The Office of the Surgeon General of the United Stated recently released a landmark report on the country’s addiction epidemic, “Facing Addiction in America: The Surgeon General’s Report on Alcohol, Drugs and Health.”
The Report aims to erase stigma and define effective actions that all facets of society can take to prevent and treat substance use disorder.
The findings are expansive, significant and full of hope for all those affected by this major public health challenge, identifying substance use disorder as “a priority for our nation to address.”
Perhaps the most important finding of the Report identifies addiction as “a chronic neurological disorder” that must be recognized and included in the healthcare system, requiring clinical treatment and ongoing supportive care.
Another key piece of the Report provides considerable evidence showing that prevention, treatment, and recovery policies and programs really do work. It confirms that high quality, accessible treatment programs, such as those provided by Valley Hope, can significantly reduce the effects of SUD on workplaces, the health care system, families and communities.
The Report makes a substantial effort to shift misperceptions about addiction, identifying stigma as a tragic barrier that prevents too many from seeking and receiving the care they need for a chronic neurological disorder. In fact, the Report pointedly establishes that addiction is not a moral failing or character flaw, rather “it is a chronic illness that we must approach with the same skill and compassion that we approach heart disease, diabetes, and cancer.”
“We now know that there is a neurobiological basis for substance use disorders with potential for both recovery and recurrence.”
In fact, the Report repeatedly stresses that removing stigma and increasing awareness about addiction as a treatable chronic illness is essential to reducing the health epidemic.
A primary, essential solution the Report recommends is an urgent and comprehensive effort within the healthcare system to integrate screenings for substance use disorder as part of routine medical checkups with primary care physicians (PCPs). With education and resources readily available, the PCP can then refer patients into treatment that must be, according to the Surgeon General, “with skill, with compassion and with urgency.”
Important statistics were compiled through extensive research that establishes addiction as a public health crisis in need of immediate, concentrated awareness, understanding and action:
- Many more people now die from alcohol and drug overdoses each year than are killed in automobile accidents, a stunning revelation. In fact, according to the National Safety Council, there were 38,300 traffic related deaths in 2015, versus a staggering 55,403 deaths from drug overdose (National Institute on Drug Abuse).
- Over 20 million people have substance use disorders, and 12.5 million Americans reported misusing prescription pain relievers in the past year.
- 78 people die every day in the United States from an opioid overdose, and those numbers have nearly quadrupled since 1999.
- Despite the fact that we have treatments we know are effective, only one in five people who currently need treatment for opioid use disorders is actually receiving it.

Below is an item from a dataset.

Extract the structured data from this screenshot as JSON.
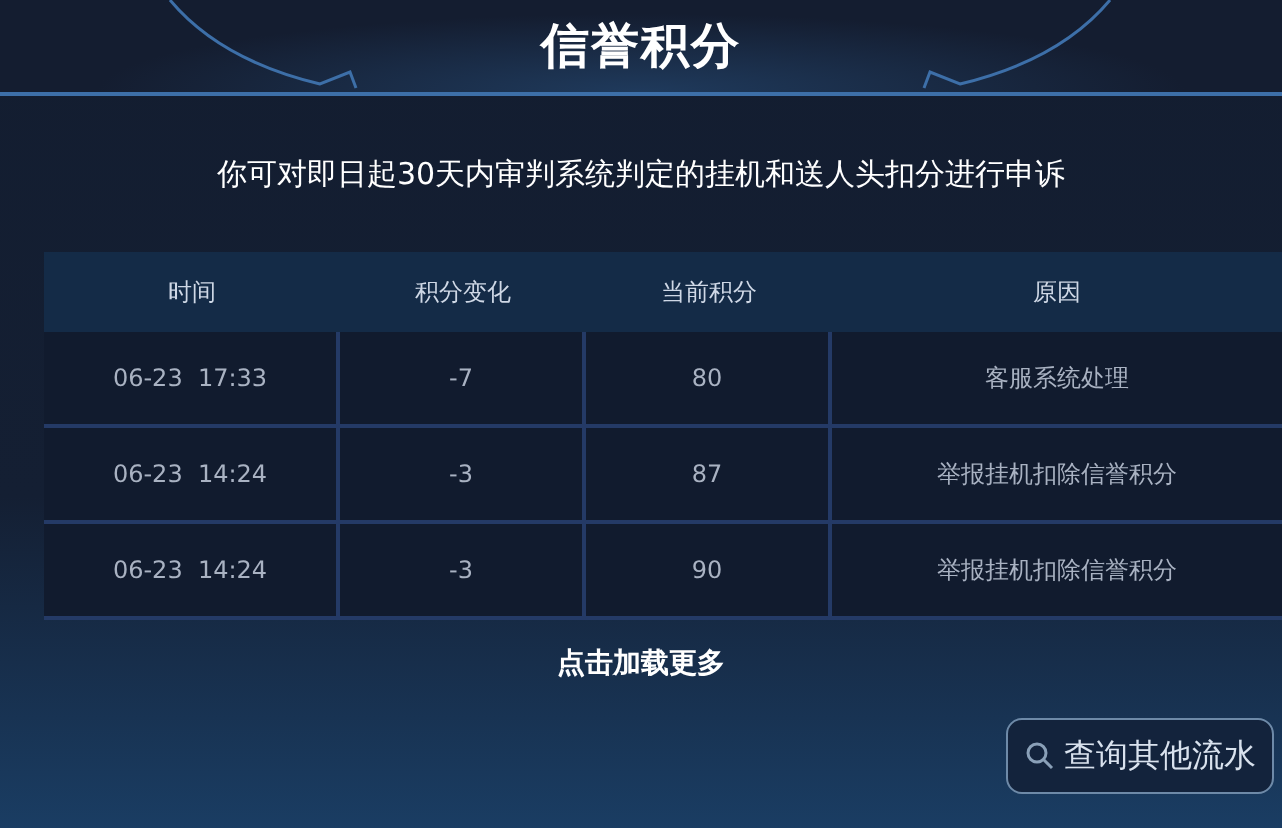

- In 2015, over 27 million people in the United States reported current use of illicit drugs or misuse of prescription drugs, and over 66 million people (nearly a quarter of the adult and adolescent population) reported binge drinking in the past month.
- Roughly one in seven people in the United States (14.6 percent of the population) are expected to develop a substance use disorder at some point in their lives.
- In 2015, substance use disorders affected 20.8 million Americans—almost 8 percent of the adolescent and adult population. This is expected to increase in 2016.
- The number of people with SUD is similar to the number of people who suffer from diabetes, and more than 1.5 times the annual prevalence of all cancers combined (14 million).
- Shockingly, only about 10 percent of people with a substance use disorder receive any type of specialty treatment. These numbers directly reflect the impact of societal stigma and a counterproductive, ineffective reliance on
the criminal justice system to eradicate addiction, rather than medical intervention.
However, the Report also provides undeniable hope with this finding:
More than 25 million individuals with a previous substance use disorder are in remission and living healthy, productive lives.
While providing statistical data on the epidemic status of SUD and contributing factors, the Report also contains recommendations for parents, families, educators, health care professionals, public policy makers, researchers, and all community members, all designed to ultimately provide accessible, effective prevention, treatment and ongoing recovery services.
The addiction problem touches everyone and we all must be a part of the solution. The Report is an excellent step with directions for us on how to work together in eradicating addiction.
Watch for upcoming blog posts for a deeper dive into various sections of The Surgeon General’s Report on Alcohol, Drugs, and Health, including a vision for the future, five general messages, their implications for policy and practice, and recommendations for specific stakeholder groups.